(Record set begins)
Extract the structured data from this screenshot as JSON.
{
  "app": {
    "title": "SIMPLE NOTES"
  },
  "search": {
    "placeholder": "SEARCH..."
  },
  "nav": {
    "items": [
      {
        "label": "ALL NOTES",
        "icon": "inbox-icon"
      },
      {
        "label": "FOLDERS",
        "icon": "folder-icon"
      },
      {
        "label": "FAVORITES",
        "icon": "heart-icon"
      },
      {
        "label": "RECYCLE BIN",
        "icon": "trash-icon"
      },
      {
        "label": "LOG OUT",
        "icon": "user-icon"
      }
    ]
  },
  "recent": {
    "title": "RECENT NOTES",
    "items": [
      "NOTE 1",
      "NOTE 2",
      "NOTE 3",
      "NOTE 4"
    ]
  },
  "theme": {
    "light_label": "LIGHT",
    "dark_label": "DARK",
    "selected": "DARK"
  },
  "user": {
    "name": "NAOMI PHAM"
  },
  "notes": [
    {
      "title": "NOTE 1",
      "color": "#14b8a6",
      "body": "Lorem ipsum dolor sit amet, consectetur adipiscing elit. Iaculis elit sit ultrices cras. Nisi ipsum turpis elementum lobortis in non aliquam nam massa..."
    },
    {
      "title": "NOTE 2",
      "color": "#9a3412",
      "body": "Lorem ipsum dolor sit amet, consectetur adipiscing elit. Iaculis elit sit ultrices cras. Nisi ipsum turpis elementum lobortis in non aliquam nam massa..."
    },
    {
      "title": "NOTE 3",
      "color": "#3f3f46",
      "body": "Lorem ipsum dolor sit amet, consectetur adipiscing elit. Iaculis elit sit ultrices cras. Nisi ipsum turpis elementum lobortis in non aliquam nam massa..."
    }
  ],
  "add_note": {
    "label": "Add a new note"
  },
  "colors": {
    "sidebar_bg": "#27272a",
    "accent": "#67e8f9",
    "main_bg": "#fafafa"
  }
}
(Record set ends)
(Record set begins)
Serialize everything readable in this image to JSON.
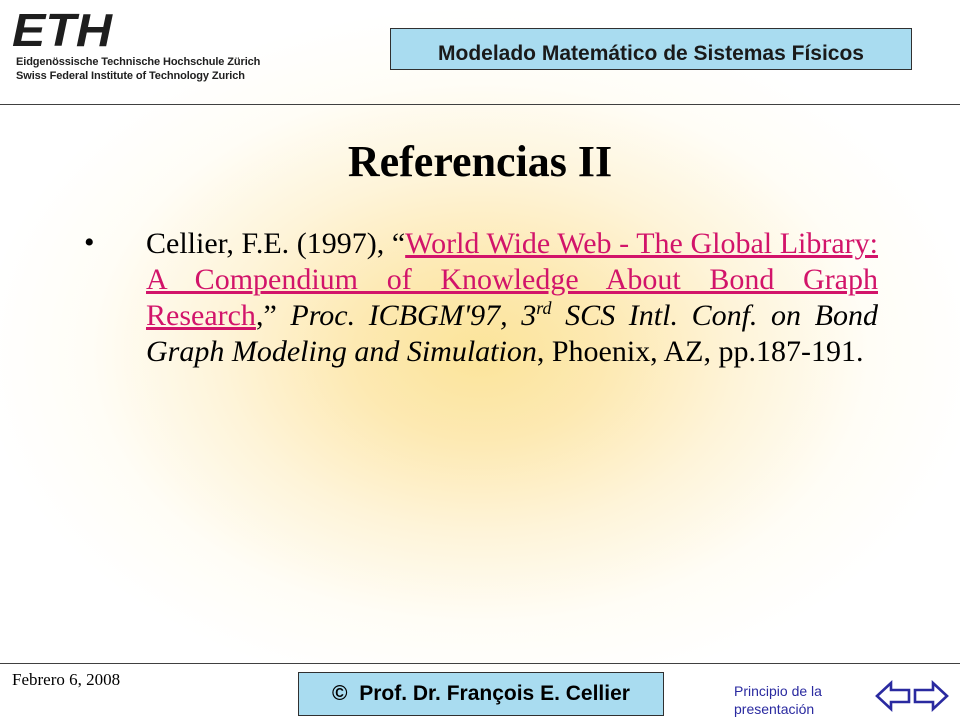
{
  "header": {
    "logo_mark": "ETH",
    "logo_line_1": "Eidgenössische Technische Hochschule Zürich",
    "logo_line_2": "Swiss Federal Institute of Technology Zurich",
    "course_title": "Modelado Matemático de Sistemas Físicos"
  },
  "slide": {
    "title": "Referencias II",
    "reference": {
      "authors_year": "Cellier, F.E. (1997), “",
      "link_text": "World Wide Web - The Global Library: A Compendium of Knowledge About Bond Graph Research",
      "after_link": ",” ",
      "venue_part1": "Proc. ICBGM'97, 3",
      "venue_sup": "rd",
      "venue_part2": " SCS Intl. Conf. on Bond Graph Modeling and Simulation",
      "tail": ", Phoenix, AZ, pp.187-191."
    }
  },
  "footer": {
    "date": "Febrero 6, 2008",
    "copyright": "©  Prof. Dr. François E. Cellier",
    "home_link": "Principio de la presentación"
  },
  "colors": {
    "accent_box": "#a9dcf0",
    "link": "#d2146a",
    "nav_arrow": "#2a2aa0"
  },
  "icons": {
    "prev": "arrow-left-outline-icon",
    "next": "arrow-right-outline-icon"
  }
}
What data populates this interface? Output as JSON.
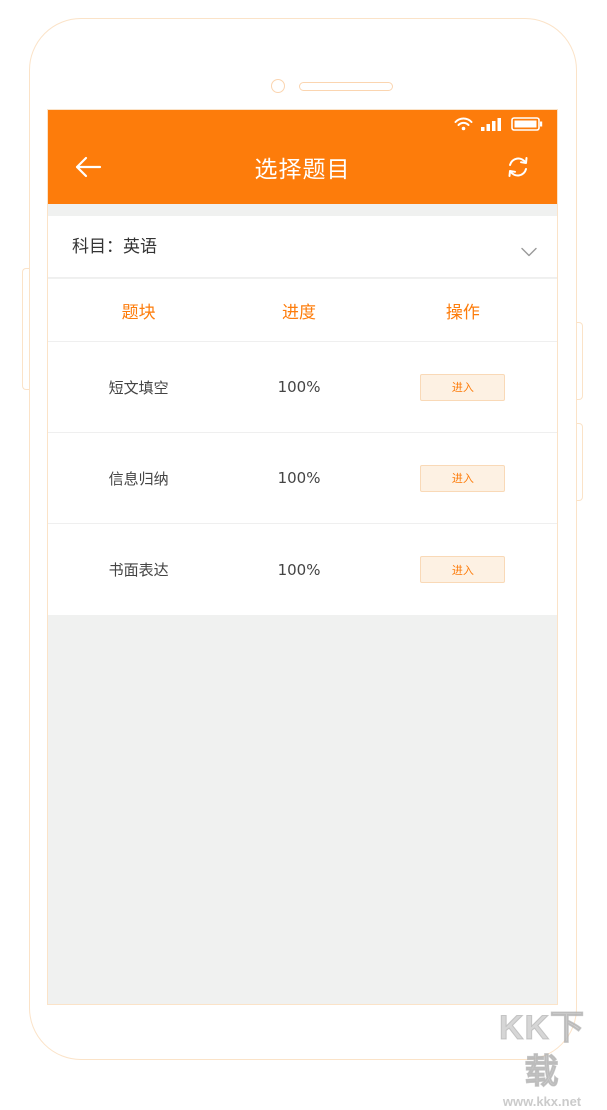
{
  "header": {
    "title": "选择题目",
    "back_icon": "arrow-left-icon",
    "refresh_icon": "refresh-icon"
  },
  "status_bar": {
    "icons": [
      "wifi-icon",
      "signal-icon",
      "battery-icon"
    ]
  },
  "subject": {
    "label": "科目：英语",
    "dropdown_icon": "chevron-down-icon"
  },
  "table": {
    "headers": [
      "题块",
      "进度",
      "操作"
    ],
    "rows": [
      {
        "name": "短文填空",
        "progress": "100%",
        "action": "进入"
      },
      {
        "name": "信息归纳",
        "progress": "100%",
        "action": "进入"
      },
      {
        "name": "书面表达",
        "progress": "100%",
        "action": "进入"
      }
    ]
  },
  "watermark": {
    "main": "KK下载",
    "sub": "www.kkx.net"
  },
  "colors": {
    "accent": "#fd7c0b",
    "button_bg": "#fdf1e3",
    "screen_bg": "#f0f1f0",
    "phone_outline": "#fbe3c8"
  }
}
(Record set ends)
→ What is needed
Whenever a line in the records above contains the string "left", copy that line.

→ Solution below
    "prev": "arrow-left-outline-icon",
    "back_icon": "arrow-left-icon",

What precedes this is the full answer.